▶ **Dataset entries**

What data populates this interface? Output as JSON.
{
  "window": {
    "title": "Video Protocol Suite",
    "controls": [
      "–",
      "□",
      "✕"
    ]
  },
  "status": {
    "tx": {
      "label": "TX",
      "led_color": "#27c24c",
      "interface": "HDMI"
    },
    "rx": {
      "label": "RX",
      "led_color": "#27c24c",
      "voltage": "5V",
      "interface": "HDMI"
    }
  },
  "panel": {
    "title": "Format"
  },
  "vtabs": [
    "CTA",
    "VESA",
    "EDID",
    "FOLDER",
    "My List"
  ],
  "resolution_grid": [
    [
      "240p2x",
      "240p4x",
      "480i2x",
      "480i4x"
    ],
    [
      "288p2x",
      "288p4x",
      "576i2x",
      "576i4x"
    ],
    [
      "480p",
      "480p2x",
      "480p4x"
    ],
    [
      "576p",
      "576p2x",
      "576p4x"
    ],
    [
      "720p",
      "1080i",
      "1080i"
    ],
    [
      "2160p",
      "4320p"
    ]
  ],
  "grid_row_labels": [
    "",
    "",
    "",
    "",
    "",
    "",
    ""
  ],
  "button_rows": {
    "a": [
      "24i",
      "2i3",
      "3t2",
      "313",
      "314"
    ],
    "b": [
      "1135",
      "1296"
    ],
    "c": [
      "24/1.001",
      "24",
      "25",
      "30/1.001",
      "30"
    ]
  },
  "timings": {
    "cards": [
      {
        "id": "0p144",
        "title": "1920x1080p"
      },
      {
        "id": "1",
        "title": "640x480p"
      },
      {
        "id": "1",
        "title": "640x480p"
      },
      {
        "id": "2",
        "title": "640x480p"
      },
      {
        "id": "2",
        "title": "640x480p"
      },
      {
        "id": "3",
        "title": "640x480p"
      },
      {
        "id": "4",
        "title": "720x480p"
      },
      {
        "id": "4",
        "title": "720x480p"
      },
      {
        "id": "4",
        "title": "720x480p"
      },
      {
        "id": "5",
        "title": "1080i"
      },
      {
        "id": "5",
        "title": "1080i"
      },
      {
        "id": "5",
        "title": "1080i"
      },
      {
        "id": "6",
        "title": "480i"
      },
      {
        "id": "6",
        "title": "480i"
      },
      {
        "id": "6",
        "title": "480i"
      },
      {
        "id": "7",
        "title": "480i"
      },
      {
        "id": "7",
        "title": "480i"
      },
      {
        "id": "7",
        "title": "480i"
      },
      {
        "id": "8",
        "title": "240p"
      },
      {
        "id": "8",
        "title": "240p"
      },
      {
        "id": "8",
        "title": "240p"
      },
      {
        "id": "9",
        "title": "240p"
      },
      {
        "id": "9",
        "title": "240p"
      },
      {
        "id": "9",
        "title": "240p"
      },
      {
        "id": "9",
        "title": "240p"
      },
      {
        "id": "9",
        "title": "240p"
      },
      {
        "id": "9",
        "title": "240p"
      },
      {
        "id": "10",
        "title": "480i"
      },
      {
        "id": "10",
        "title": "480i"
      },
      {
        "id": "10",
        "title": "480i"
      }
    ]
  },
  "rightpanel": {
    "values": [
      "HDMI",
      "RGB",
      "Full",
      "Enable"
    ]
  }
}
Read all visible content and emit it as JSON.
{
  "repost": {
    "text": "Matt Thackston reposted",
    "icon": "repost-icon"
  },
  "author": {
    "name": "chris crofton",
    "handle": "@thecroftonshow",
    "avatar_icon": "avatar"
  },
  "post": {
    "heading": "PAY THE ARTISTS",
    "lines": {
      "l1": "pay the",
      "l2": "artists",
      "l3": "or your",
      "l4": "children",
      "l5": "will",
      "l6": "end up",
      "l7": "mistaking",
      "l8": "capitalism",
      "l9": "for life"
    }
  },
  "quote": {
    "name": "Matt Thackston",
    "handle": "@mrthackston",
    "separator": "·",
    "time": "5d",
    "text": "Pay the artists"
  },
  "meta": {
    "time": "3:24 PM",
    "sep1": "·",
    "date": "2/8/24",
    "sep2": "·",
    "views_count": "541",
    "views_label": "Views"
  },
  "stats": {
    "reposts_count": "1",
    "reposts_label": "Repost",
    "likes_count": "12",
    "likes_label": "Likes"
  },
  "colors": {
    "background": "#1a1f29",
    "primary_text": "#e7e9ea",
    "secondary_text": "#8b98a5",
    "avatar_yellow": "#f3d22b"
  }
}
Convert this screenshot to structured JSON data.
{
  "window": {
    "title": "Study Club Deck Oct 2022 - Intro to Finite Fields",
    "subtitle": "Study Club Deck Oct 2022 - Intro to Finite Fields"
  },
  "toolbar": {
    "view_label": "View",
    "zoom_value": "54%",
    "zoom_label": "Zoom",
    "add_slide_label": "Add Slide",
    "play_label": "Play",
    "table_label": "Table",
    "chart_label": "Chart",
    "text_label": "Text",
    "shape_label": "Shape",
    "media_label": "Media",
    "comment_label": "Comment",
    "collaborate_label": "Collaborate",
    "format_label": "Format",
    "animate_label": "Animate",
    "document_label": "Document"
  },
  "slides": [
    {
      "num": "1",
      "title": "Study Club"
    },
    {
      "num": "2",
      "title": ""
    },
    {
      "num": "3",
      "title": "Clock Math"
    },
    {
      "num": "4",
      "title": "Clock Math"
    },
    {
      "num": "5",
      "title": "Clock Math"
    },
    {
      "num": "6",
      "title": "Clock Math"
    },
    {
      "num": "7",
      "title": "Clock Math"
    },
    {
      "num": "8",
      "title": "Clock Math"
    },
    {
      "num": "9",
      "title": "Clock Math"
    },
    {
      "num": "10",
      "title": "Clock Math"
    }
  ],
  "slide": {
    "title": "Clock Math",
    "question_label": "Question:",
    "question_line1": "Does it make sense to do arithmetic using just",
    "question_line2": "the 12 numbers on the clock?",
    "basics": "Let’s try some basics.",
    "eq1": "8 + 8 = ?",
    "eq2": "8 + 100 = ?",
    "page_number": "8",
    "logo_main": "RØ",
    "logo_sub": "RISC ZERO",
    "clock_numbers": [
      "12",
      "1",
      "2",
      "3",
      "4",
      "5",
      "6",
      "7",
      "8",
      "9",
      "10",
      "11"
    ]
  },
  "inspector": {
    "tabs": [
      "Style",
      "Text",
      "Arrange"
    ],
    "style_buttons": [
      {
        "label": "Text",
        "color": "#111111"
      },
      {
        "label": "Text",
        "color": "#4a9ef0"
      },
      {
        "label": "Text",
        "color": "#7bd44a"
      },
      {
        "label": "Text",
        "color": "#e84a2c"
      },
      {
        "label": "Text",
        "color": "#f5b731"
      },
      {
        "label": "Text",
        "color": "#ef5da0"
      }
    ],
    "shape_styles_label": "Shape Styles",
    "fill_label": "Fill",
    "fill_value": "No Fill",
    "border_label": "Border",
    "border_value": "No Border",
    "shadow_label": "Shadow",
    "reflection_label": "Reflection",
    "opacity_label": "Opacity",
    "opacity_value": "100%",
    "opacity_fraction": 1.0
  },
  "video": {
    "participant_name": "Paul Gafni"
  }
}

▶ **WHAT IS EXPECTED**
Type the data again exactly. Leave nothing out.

▶ **RESPONSE**
What data populates this interface? Output as JSON.
{
  "window": {
    "title": "Video Protocol Suite",
    "controls": [
      "–",
      "□",
      "✕"
    ]
  },
  "status": {
    "tx": {
      "label": "TX",
      "led_color": "#27c24c",
      "interface": "HDMI"
    },
    "rx": {
      "label": "RX",
      "led_color": "#27c24c",
      "voltage": "5V",
      "interface": "HDMI"
    }
  },
  "panel": {
    "title": "Format"
  },
  "vtabs": [
    "CTA",
    "VESA",
    "EDID",
    "FOLDER",
    "My List"
  ],
  "resolution_grid": [
    [
      "240p2x",
      "240p4x",
      "480i2x",
      "480i4x"
    ],
    [
      "288p2x",
      "288p4x",
      "576i2x",
      "576i4x"
    ],
    [
      "480p",
      "480p2x",
      "480p4x"
    ],
    [
      "576p",
      "576p2x",
      "576p4x"
    ],
    [
      "720p",
      "1080i",
      "1080i"
    ],
    [
      "2160p",
      "4320p"
    ]
  ],
  "grid_row_labels": [
    "",
    "",
    "",
    "",
    "",
    "",
    ""
  ],
  "button_rows": {
    "a": [
      "24i",
      "2i3",
      "3t2",
      "313",
      "314"
    ],
    "b": [
      "1135",
      "1296"
    ],
    "c": [
      "24/1.001",
      "24",
      "25",
      "30/1.001",
      "30"
    ]
  },
  "timings": {
    "cards": [
      {
        "id": "0p144",
        "title": "1920x1080p"
      },
      {
        "id": "1",
        "title": "640x480p"
      },
      {
        "id": "1",
        "title": "640x480p"
      },
      {
        "id": "2",
        "title": "640x480p"
      },
      {
        "id": "2",
        "title": "640x480p"
      },
      {
        "id": "3",
        "title": "640x480p"
      },
      {
        "id": "4",
        "title": "720x480p"
      },
      {
        "id": "4",
        "title": "720x480p"
      },
      {
        "id": "4",
        "title": "720x480p"
      },
      {
        "id": "5",
        "title": "1080i"
      },
      {
        "id": "5",
        "title": "1080i"
      },
      {
        "id": "5",
        "title": "1080i"
      },
      {
        "id": "6",
        "title": "480i"
      },
      {
        "id": "6",
        "title": "480i"
      },
      {
        "id": "6",
        "title": "480i"
      },
      {
        "id": "7",
        "title": "480i"
      },
      {
        "id": "7",
        "title": "480i"
      },
      {
        "id": "7",
        "title": "480i"
      },
      {
        "id": "8",
        "title": "240p"
      },
      {
        "id": "8",
        "title": "240p"
      },
      {
        "id": "8",
        "title": "240p"
      },
      {
        "id": "9",
        "title": "240p"
      },
      {
        "id": "9",
        "title": "240p"
      },
      {
        "id": "9",
        "title": "240p"
      },
      {
        "id": "9",
        "title": "240p"
      },
      {
        "id": "9",
        "title": "240p"
      },
      {
        "id": "9",
        "title": "240p"
      },
      {
        "id": "10",
        "title": "480i"
      },
      {
        "id": "10",
        "title": "480i"
      },
      {
        "id": "10",
        "title": "480i"
      }
    ]
  },
  "rightpanel": {
    "values": [
      "HDMI",
      "RGB",
      "Full",
      "Enable"
    ]
  }
}
Read all visible content and emit it as JSON.
{
  "repost": {
    "text": "Matt Thackston reposted",
    "icon": "repost-icon"
  },
  "author": {
    "name": "chris crofton",
    "handle": "@thecroftonshow",
    "avatar_icon": "avatar"
  },
  "post": {
    "heading": "PAY THE ARTISTS",
    "lines": {
      "l1": "pay the",
      "l2": "artists",
      "l3": "or your",
      "l4": "children",
      "l5": "will",
      "l6": "end up",
      "l7": "mistaking",
      "l8": "capitalism",
      "l9": "for life"
    }
  },
  "quote": {
    "name": "Matt Thackston",
    "handle": "@mrthackston",
    "separator": "·",
    "time": "5d",
    "text": "Pay the artists"
  },
  "meta": {
    "time": "3:24 PM",
    "sep1": "·",
    "date": "2/8/24",
    "sep2": "·",
    "views_count": "541",
    "views_label": "Views"
  },
  "stats": {
    "reposts_count": "1",
    "reposts_label": "Repost",
    "likes_count": "12",
    "likes_label": "Likes"
  },
  "colors": {
    "background": "#1a1f29",
    "primary_text": "#e7e9ea",
    "secondary_text": "#8b98a5",
    "avatar_yellow": "#f3d22b"
  }
}
Convert this screenshot to structured JSON data.
{
  "window": {
    "title": "Study Club Deck Oct 2022 - Intro to Finite Fields",
    "subtitle": "Study Club Deck Oct 2022 - Intro to Finite Fields"
  },
  "toolbar": {
    "view_label": "View",
    "zoom_value": "54%",
    "zoom_label": "Zoom",
    "add_slide_label": "Add Slide",
    "play_label": "Play",
    "table_label": "Table",
    "chart_label": "Chart",
    "text_label": "Text",
    "shape_label": "Shape",
    "media_label": "Media",
    "comment_label": "Comment",
    "collaborate_label": "Collaborate",
    "format_label": "Format",
    "animate_label": "Animate",
    "document_label": "Document"
  },
  "slides": [
    {
      "num": "1",
      "title": "Study Club"
    },
    {
      "num": "2",
      "title": ""
    },
    {
      "num": "3",
      "title": "Clock Math"
    },
    {
      "num": "4",
      "title": "Clock Math"
    },
    {
      "num": "5",
      "title": "Clock Math"
    },
    {
      "num": "6",
      "title": "Clock Math"
    },
    {
      "num": "7",
      "title": "Clock Math"
    },
    {
      "num": "8",
      "title": "Clock Math"
    },
    {
      "num": "9",
      "title": "Clock Math"
    },
    {
      "num": "10",
      "title": "Clock Math"
    }
  ],
  "slide": {
    "title": "Clock Math",
    "question_label": "Question:",
    "question_line1": "Does it make sense to do arithmetic using just",
    "question_line2": "the 12 numbers on the clock?",
    "basics": "Let’s try some basics.",
    "eq1": "8 + 8 = ?",
    "eq2": "8 + 100 = ?",
    "page_number": "8",
    "logo_main": "RØ",
    "logo_sub": "RISC ZERO",
    "clock_numbers": [
      "12",
      "1",
      "2",
      "3",
      "4",
      "5",
      "6",
      "7",
      "8",
      "9",
      "10",
      "11"
    ]
  },
  "inspector": {
    "tabs": [
      "Style",
      "Text",
      "Arrange"
    ],
    "style_buttons": [
      {
        "label": "Text",
        "color": "#111111"
      },
      {
        "label": "Text",
        "color": "#4a9ef0"
      },
      {
        "label": "Text",
        "color": "#7bd44a"
      },
      {
        "label": "Text",
        "color": "#e84a2c"
      },
      {
        "label": "Text",
        "color": "#f5b731"
      },
      {
        "label": "Text",
        "color": "#ef5da0"
      }
    ],
    "shape_styles_label": "Shape Styles",
    "fill_label": "Fill",
    "fill_value": "No Fill",
    "border_label": "Border",
    "border_value": "No Border",
    "shadow_label": "Shadow",
    "reflection_label": "Reflection",
    "opacity_label": "Opacity",
    "opacity_value": "100%",
    "opacity_fraction": 1.0
  },
  "video": {
    "participant_name": "Paul Gafni"
  }
}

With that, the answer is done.